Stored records
--------------------
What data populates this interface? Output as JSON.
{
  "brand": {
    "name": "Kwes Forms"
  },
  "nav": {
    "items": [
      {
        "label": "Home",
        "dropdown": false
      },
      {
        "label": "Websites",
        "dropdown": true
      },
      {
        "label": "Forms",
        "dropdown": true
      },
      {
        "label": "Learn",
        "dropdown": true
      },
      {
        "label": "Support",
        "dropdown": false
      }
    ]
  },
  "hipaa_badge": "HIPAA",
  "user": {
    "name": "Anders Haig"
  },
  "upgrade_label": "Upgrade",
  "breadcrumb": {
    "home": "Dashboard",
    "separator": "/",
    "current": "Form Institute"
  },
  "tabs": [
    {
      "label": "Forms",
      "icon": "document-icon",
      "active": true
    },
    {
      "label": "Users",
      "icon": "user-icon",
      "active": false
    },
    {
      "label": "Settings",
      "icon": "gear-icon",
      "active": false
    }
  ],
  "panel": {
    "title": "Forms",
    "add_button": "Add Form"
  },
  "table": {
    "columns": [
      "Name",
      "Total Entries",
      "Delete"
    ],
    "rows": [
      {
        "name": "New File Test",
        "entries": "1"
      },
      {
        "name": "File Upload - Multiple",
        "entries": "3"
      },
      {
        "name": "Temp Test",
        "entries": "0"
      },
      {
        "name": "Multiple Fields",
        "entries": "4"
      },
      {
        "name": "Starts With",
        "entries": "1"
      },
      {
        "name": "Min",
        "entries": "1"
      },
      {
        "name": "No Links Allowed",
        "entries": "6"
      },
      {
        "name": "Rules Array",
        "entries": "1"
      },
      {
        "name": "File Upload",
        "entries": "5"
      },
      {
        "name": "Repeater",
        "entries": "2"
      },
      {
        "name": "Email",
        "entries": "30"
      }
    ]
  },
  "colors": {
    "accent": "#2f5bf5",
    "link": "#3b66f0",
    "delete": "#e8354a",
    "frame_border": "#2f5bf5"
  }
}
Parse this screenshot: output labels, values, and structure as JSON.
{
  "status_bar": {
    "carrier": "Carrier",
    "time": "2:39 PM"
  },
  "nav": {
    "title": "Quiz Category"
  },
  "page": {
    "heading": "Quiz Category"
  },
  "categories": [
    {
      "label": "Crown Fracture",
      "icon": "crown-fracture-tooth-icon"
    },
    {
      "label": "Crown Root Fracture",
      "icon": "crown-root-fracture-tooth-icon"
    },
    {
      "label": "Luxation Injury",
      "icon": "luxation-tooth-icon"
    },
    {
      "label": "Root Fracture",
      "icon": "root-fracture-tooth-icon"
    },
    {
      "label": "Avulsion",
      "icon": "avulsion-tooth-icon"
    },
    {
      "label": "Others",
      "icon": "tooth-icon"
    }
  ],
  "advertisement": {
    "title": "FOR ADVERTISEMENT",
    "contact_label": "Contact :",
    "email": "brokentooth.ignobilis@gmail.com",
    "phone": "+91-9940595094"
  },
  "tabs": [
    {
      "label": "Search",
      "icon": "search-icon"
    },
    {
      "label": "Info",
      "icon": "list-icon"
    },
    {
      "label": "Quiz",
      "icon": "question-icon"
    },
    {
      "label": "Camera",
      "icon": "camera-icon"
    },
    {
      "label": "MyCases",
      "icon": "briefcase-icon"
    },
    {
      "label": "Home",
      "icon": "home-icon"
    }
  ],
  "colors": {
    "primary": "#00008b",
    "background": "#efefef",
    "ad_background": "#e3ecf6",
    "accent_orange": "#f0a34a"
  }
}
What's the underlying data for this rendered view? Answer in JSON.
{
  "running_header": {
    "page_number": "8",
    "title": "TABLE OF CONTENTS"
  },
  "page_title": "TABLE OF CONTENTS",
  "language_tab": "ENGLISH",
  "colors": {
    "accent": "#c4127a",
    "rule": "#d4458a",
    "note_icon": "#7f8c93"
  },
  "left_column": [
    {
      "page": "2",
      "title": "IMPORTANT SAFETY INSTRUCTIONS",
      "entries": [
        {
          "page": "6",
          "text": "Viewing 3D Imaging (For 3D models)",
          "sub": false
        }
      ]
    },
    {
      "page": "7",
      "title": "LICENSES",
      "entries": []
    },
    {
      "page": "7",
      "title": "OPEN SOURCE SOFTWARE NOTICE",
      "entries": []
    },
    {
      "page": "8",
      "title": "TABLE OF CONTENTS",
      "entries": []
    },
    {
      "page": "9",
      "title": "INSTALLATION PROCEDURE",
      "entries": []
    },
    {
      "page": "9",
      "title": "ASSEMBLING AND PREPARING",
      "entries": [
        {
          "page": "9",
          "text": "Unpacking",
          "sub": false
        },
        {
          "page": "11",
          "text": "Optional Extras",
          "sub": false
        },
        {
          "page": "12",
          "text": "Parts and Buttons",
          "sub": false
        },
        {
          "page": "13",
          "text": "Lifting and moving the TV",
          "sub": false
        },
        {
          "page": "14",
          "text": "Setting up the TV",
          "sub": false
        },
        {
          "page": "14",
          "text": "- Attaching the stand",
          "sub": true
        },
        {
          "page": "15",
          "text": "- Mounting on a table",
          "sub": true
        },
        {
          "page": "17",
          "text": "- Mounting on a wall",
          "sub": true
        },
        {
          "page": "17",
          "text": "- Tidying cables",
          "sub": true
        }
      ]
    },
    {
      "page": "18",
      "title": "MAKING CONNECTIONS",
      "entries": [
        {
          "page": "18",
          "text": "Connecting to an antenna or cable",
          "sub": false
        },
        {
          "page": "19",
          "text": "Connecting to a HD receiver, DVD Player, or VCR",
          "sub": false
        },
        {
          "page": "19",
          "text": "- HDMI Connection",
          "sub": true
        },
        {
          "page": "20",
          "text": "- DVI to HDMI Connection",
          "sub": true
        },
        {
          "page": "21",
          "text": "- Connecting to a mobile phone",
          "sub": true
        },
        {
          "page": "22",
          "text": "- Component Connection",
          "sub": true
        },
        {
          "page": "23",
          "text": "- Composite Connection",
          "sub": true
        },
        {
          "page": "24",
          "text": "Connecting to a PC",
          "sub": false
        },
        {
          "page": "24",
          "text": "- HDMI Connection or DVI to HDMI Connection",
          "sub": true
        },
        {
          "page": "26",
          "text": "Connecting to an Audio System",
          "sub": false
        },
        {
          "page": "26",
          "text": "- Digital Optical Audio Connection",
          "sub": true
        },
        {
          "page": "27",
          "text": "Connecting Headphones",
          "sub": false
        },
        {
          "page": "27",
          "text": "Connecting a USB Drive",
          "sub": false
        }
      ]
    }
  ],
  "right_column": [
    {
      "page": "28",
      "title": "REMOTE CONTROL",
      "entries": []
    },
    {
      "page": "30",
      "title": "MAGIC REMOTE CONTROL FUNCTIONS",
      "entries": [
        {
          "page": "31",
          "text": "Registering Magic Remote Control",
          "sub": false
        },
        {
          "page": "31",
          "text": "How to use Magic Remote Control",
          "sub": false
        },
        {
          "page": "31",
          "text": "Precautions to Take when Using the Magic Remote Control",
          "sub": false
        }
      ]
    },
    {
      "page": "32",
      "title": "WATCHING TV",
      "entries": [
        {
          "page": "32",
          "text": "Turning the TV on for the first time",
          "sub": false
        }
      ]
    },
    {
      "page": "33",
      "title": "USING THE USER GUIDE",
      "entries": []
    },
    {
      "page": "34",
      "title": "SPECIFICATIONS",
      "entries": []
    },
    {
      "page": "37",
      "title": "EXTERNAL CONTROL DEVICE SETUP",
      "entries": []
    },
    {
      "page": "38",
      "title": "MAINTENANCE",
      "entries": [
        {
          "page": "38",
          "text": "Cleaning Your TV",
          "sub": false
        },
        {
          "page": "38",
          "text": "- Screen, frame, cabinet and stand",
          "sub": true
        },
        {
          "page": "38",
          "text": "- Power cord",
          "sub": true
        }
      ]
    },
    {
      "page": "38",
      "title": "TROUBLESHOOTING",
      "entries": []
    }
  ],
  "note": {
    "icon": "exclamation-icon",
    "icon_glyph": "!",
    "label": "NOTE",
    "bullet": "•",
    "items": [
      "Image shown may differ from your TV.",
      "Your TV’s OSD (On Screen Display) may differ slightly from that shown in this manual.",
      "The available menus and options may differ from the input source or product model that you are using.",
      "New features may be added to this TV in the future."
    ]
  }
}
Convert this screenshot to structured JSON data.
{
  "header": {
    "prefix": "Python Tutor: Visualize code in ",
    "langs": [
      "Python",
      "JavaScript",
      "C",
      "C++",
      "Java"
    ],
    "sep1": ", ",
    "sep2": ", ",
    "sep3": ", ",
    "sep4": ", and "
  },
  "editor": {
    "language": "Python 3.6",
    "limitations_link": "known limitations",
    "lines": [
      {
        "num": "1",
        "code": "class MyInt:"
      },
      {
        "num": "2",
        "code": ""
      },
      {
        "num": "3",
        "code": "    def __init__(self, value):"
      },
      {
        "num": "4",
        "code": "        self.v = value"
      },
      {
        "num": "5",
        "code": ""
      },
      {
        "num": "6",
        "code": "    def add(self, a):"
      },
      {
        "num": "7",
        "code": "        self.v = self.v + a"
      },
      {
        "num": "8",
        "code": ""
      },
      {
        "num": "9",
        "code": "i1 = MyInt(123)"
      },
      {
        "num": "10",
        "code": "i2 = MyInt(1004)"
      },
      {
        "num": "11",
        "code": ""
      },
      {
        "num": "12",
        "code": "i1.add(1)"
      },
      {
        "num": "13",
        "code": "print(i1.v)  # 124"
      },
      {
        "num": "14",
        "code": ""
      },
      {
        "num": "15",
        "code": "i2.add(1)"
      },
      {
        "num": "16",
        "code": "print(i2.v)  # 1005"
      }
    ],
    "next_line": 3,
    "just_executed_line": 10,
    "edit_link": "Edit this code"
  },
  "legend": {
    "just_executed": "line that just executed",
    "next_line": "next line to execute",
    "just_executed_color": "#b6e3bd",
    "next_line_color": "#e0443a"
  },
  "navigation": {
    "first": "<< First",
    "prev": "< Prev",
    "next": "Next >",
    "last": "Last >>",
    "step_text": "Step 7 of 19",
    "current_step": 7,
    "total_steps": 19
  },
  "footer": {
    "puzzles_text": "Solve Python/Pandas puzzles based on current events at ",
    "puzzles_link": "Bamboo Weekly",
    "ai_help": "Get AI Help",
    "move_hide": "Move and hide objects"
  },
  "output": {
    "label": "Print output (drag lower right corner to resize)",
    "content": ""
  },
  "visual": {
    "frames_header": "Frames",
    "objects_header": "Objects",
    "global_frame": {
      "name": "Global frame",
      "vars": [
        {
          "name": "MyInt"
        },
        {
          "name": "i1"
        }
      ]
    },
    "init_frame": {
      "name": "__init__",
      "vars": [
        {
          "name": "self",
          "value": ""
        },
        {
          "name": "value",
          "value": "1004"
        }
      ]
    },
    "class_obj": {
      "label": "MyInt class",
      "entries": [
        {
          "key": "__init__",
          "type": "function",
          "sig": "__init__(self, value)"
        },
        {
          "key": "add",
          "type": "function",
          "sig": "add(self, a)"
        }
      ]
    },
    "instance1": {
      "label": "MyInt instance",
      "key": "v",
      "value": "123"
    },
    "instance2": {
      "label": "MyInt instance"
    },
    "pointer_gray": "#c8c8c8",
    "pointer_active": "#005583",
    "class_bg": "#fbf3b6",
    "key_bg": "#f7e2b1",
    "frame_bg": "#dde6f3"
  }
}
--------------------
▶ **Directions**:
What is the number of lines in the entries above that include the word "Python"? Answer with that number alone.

▶ **Output for this task**:
4